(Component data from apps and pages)
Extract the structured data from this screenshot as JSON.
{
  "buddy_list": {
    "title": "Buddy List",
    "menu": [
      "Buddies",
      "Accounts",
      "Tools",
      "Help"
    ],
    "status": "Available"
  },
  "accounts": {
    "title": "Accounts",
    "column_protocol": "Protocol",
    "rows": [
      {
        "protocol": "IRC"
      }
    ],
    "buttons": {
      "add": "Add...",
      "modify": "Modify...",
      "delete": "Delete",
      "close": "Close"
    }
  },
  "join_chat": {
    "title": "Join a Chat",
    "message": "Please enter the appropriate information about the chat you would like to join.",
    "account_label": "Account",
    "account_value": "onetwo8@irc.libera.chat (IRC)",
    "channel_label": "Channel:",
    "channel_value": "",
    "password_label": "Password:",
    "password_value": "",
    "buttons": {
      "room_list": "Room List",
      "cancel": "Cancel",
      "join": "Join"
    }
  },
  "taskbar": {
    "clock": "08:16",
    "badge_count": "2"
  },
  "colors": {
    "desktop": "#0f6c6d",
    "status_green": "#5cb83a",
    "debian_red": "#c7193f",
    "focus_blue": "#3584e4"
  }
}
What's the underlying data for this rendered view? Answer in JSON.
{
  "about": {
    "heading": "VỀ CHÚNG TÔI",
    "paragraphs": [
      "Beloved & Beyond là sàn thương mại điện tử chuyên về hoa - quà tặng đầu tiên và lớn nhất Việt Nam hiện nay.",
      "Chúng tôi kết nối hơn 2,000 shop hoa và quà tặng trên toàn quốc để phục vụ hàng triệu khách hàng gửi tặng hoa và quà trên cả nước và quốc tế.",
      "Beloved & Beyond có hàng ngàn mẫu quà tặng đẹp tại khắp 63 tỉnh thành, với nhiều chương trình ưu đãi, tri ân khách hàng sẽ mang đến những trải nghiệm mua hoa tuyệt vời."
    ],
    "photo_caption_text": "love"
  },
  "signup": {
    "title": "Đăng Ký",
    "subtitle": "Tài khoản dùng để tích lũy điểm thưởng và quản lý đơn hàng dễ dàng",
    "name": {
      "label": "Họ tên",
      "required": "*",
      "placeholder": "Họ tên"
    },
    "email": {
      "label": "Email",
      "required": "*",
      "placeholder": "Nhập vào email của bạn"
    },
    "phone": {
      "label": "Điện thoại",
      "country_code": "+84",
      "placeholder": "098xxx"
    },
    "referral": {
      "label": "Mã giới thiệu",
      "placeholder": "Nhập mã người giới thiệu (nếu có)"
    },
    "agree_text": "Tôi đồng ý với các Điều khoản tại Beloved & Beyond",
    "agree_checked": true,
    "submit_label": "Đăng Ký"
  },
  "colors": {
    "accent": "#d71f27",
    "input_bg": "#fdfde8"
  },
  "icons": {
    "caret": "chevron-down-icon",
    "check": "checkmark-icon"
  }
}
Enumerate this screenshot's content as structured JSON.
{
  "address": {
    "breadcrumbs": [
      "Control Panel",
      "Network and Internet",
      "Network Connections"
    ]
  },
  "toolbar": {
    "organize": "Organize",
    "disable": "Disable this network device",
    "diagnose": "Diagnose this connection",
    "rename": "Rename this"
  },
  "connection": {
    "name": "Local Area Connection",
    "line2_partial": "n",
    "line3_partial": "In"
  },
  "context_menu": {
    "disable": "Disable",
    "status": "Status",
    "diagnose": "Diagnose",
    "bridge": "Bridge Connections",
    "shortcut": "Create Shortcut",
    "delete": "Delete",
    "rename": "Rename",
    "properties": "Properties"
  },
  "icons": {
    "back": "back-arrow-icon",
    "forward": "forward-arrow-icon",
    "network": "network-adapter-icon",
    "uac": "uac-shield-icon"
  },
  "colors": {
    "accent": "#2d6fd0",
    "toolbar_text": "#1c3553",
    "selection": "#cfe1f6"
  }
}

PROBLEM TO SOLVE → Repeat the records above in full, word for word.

EXERCISE OUTPUT →
Extract the structured data from this screenshot as JSON.
{
  "buddy_list": {
    "title": "Buddy List",
    "menu": [
      "Buddies",
      "Accounts",
      "Tools",
      "Help"
    ],
    "status": "Available"
  },
  "accounts": {
    "title": "Accounts",
    "column_protocol": "Protocol",
    "rows": [
      {
        "protocol": "IRC"
      }
    ],
    "buttons": {
      "add": "Add...",
      "modify": "Modify...",
      "delete": "Delete",
      "close": "Close"
    }
  },
  "join_chat": {
    "title": "Join a Chat",
    "message": "Please enter the appropriate information about the chat you would like to join.",
    "account_label": "Account",
    "account_value": "onetwo8@irc.libera.chat (IRC)",
    "channel_label": "Channel:",
    "channel_value": "",
    "password_label": "Password:",
    "password_value": "",
    "buttons": {
      "room_list": "Room List",
      "cancel": "Cancel",
      "join": "Join"
    }
  },
  "taskbar": {
    "clock": "08:16",
    "badge_count": "2"
  },
  "colors": {
    "desktop": "#0f6c6d",
    "status_green": "#5cb83a",
    "debian_red": "#c7193f",
    "focus_blue": "#3584e4"
  }
}
What's the underlying data for this rendered view? Answer in JSON.
{
  "about": {
    "heading": "VỀ CHÚNG TÔI",
    "paragraphs": [
      "Beloved & Beyond là sàn thương mại điện tử chuyên về hoa - quà tặng đầu tiên và lớn nhất Việt Nam hiện nay.",
      "Chúng tôi kết nối hơn 2,000 shop hoa và quà tặng trên toàn quốc để phục vụ hàng triệu khách hàng gửi tặng hoa và quà trên cả nước và quốc tế.",
      "Beloved & Beyond có hàng ngàn mẫu quà tặng đẹp tại khắp 63 tỉnh thành, với nhiều chương trình ưu đãi, tri ân khách hàng sẽ mang đến những trải nghiệm mua hoa tuyệt vời."
    ],
    "photo_caption_text": "love"
  },
  "signup": {
    "title": "Đăng Ký",
    "subtitle": "Tài khoản dùng để tích lũy điểm thưởng và quản lý đơn hàng dễ dàng",
    "name": {
      "label": "Họ tên",
      "required": "*",
      "placeholder": "Họ tên"
    },
    "email": {
      "label": "Email",
      "required": "*",
      "placeholder": "Nhập vào email của bạn"
    },
    "phone": {
      "label": "Điện thoại",
      "country_code": "+84",
      "placeholder": "098xxx"
    },
    "referral": {
      "label": "Mã giới thiệu",
      "placeholder": "Nhập mã người giới thiệu (nếu có)"
    },
    "agree_text": "Tôi đồng ý với các Điều khoản tại Beloved & Beyond",
    "agree_checked": true,
    "submit_label": "Đăng Ký"
  },
  "colors": {
    "accent": "#d71f27",
    "input_bg": "#fdfde8"
  },
  "icons": {
    "caret": "chevron-down-icon",
    "check": "checkmark-icon"
  }
}
Enumerate this screenshot's content as structured JSON.
{
  "address": {
    "breadcrumbs": [
      "Control Panel",
      "Network and Internet",
      "Network Connections"
    ]
  },
  "toolbar": {
    "organize": "Organize",
    "disable": "Disable this network device",
    "diagnose": "Diagnose this connection",
    "rename": "Rename this"
  },
  "connection": {
    "name": "Local Area Connection",
    "line2_partial": "n",
    "line3_partial": "In"
  },
  "context_menu": {
    "disable": "Disable",
    "status": "Status",
    "diagnose": "Diagnose",
    "bridge": "Bridge Connections",
    "shortcut": "Create Shortcut",
    "delete": "Delete",
    "rename": "Rename",
    "properties": "Properties"
  },
  "icons": {
    "back": "back-arrow-icon",
    "forward": "forward-arrow-icon",
    "network": "network-adapter-icon",
    "uac": "uac-shield-icon"
  },
  "colors": {
    "accent": "#2d6fd0",
    "toolbar_text": "#1c3553",
    "selection": "#cfe1f6"
  }
}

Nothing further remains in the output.